Mr. Ridley

The proof of the pudding would be if, after a certain period, the prints continue not to be supplied. The postponement of delivery indefinitely creates an offence, but as no time limit was offered, apparently, according to the hon. Member, it is difficult to pin it under the Trade Descriptions Act, and the criminal proceedings which I have discussed would be applicable if delivery were delayed for a very long time.

But these are not matters to which I can give an answer directly, because they obviously depend on whether the police, the prosecuting authority in such a matter, feel that the law has been broken. All that I can do is try to describe the law in the hope that it will be of some help to the hon. Gentleman and his constituents.

Therefore, in some cases, the breach of an undertaking may have been so deliberate and foreseeable that the criminal law can properly be brought to bear. I think that the criminal law is already adequately framed for such cases. In other cases, what is involved is no more than a simple breach of contract, for which only the remedies of the civil law are appropriate.

From what the hon. Gentleman said, this may well be the case in many of the instances which he has quoted. If a letter is sent from a Solicitor it has been known to evoke a response. There is this further channel of redress of using the civil law to get the photographs or the money back. I cannot judge, in the fashion of a court, on which side of the line the difficulties which the hon. Gentleman has mentioned lie. If there were reason to suspect a breach of the Theft Act or the Trade Descriptions Act, I am sure that the police or the local weights and measures authority would go into this very carefully and do their best. Indeed, the hon. Gentleman said that they had been consulted. It is up to them to decide what they should do in this case.

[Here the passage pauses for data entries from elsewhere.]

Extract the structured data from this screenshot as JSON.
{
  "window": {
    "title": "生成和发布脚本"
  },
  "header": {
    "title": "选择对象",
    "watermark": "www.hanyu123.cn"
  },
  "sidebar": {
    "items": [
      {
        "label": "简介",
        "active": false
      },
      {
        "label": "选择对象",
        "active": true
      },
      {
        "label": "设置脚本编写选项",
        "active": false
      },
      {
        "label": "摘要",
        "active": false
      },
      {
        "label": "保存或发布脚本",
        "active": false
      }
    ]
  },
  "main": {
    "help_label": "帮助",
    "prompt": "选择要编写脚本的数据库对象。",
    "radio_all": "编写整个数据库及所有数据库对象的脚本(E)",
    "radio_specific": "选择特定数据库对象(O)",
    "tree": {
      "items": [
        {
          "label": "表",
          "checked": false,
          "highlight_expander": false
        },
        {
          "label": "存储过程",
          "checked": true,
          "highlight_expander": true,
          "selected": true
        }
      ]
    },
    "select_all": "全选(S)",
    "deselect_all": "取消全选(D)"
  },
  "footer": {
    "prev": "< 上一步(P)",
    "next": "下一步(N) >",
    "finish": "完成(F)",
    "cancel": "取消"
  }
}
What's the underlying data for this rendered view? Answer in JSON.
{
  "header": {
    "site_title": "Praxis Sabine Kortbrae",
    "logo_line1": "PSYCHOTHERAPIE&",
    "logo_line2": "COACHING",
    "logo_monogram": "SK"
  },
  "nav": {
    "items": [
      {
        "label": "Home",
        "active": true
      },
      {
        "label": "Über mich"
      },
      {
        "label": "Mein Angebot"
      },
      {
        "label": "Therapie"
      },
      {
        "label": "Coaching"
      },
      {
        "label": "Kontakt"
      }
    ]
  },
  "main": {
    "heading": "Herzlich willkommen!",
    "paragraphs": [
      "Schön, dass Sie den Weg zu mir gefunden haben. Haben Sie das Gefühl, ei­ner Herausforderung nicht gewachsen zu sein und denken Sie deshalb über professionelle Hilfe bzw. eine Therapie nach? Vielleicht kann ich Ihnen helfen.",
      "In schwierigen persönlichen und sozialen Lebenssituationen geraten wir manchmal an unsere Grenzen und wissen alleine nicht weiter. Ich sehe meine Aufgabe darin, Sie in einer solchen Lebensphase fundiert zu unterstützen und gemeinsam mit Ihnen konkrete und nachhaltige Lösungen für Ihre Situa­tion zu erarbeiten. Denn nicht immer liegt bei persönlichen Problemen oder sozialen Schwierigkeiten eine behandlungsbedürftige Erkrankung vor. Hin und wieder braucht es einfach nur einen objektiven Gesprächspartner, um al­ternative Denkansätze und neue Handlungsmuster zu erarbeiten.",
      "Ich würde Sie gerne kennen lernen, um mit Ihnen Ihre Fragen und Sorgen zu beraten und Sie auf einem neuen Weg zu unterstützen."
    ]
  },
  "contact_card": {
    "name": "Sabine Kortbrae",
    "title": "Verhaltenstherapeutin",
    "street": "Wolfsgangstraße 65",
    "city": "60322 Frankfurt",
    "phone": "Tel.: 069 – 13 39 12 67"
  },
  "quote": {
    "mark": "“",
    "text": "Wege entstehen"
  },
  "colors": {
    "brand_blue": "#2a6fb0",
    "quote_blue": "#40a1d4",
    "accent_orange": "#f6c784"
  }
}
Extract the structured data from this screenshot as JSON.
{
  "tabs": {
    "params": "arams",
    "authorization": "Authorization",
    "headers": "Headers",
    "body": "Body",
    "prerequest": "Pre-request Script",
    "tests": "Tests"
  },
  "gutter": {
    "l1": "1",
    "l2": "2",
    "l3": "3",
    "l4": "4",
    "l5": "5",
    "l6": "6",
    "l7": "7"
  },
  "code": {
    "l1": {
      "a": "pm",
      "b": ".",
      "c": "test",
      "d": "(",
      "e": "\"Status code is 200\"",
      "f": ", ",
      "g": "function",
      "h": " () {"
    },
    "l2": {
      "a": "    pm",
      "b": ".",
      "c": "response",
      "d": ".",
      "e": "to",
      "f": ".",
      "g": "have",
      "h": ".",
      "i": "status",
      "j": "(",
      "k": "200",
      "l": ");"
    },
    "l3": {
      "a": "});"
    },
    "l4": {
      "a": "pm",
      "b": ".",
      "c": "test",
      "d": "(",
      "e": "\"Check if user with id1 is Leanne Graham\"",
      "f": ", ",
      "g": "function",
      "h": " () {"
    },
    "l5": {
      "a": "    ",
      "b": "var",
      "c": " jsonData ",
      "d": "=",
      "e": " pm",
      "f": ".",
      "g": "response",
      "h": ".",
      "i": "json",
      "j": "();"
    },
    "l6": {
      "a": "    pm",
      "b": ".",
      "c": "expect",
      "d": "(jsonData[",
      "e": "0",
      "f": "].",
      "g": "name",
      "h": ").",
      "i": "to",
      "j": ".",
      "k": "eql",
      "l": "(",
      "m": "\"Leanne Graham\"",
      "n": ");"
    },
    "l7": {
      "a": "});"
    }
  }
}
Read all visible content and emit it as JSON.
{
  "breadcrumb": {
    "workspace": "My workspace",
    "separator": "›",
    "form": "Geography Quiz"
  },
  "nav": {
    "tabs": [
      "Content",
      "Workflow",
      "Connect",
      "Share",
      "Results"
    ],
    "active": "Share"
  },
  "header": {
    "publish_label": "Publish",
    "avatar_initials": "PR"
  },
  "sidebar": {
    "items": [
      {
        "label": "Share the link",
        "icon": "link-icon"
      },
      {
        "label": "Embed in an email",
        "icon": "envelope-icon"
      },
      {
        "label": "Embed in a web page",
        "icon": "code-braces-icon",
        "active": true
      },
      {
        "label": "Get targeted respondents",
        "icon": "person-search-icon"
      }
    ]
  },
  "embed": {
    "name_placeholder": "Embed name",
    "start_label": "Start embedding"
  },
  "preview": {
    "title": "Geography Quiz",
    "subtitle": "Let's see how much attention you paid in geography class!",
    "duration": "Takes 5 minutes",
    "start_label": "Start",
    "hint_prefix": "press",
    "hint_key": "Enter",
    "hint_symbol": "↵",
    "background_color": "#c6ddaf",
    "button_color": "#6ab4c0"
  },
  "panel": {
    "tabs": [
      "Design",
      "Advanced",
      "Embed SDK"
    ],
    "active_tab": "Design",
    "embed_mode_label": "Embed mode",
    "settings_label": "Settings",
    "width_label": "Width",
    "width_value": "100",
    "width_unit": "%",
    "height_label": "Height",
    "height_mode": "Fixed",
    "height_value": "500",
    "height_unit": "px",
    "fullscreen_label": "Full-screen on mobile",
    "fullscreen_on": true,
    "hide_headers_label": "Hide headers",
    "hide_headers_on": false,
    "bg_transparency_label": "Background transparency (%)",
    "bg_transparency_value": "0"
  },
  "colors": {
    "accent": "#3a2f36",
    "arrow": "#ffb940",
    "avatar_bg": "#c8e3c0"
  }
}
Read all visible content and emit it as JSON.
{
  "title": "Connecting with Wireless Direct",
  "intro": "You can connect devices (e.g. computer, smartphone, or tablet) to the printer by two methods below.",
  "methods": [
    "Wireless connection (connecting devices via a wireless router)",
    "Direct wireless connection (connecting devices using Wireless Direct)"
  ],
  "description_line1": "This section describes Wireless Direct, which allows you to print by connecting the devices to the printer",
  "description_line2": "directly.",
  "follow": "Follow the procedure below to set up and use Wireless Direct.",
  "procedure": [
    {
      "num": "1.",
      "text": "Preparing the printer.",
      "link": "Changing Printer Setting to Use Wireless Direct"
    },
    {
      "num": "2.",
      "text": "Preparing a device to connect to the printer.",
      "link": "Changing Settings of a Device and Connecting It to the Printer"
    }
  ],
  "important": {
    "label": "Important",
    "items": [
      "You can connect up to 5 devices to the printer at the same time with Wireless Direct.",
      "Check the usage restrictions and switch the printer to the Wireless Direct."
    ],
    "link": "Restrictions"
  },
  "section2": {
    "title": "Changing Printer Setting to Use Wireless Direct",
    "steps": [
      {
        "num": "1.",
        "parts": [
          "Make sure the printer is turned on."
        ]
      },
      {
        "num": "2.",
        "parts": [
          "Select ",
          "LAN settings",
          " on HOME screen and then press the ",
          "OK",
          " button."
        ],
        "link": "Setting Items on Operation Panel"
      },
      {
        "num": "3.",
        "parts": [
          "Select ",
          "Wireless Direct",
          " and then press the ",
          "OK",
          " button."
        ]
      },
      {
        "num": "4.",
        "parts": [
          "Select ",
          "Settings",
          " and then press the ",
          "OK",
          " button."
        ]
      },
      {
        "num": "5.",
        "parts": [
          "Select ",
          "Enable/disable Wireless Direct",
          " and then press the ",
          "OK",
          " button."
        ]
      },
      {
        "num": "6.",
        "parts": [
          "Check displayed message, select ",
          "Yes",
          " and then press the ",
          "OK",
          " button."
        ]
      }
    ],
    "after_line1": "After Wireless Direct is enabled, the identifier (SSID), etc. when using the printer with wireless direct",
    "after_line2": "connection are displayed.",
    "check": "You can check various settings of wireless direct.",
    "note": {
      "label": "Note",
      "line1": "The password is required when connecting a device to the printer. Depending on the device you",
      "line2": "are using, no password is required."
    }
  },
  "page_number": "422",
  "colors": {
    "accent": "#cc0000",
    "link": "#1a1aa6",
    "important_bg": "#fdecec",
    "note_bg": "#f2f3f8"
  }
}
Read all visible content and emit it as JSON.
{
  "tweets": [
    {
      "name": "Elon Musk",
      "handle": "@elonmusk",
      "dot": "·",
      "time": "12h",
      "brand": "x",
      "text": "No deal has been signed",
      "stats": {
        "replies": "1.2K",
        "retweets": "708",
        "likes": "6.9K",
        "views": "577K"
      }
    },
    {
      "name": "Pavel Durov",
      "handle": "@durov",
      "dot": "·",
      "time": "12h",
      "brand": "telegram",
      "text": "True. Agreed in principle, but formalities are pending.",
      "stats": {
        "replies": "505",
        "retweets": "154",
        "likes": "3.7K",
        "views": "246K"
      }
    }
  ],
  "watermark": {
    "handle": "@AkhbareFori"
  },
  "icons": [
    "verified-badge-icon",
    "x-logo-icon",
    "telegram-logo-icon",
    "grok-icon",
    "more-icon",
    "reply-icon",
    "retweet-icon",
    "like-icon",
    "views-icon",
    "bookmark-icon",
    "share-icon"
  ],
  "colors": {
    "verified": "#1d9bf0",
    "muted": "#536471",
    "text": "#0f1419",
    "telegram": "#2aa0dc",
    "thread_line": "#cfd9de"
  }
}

I doubt, however, whether there is any meaningful way in which the law can be changed. The law is comprehensive, both the civil and criminal law, as it is under the Trade Descripton Act. I do not quite see how this issue could be dealt with by fresh legislation. Nor do I think it necessary.

On the other hand, if the people of Bristol know that those who have ordered photographs from a speculative photographer have often had a good deal of difficulty in getting them delivered within a reasonable time, then if Bristolians have anything like the native wit and caution for which I give them credit, they will be very hesitant about placing such orders in future.

The hon. Gentleman having aired the matter tonight, I am sure that the local Press will take up what he said. This in itself will do a great deal to warn people of the dangers of this practice. Perhaps this will allow competition from the reputable—and I am sure that many of them in Bristol are reputable—photographers to take the business which has so far been provided unsatisfactorily by the people the hon. Gentleman mentioned. I hope that this will be so, and it may be that publicity of that sort, which the hon. Gentleman is seeking to achieve tonight, will do more good than trying to bend the law to fit into every sort of situation, including that which he described tonight.

Question put and agreed to.

Adjourned accordingly at twenty-seven minutes past Twelve o'clock.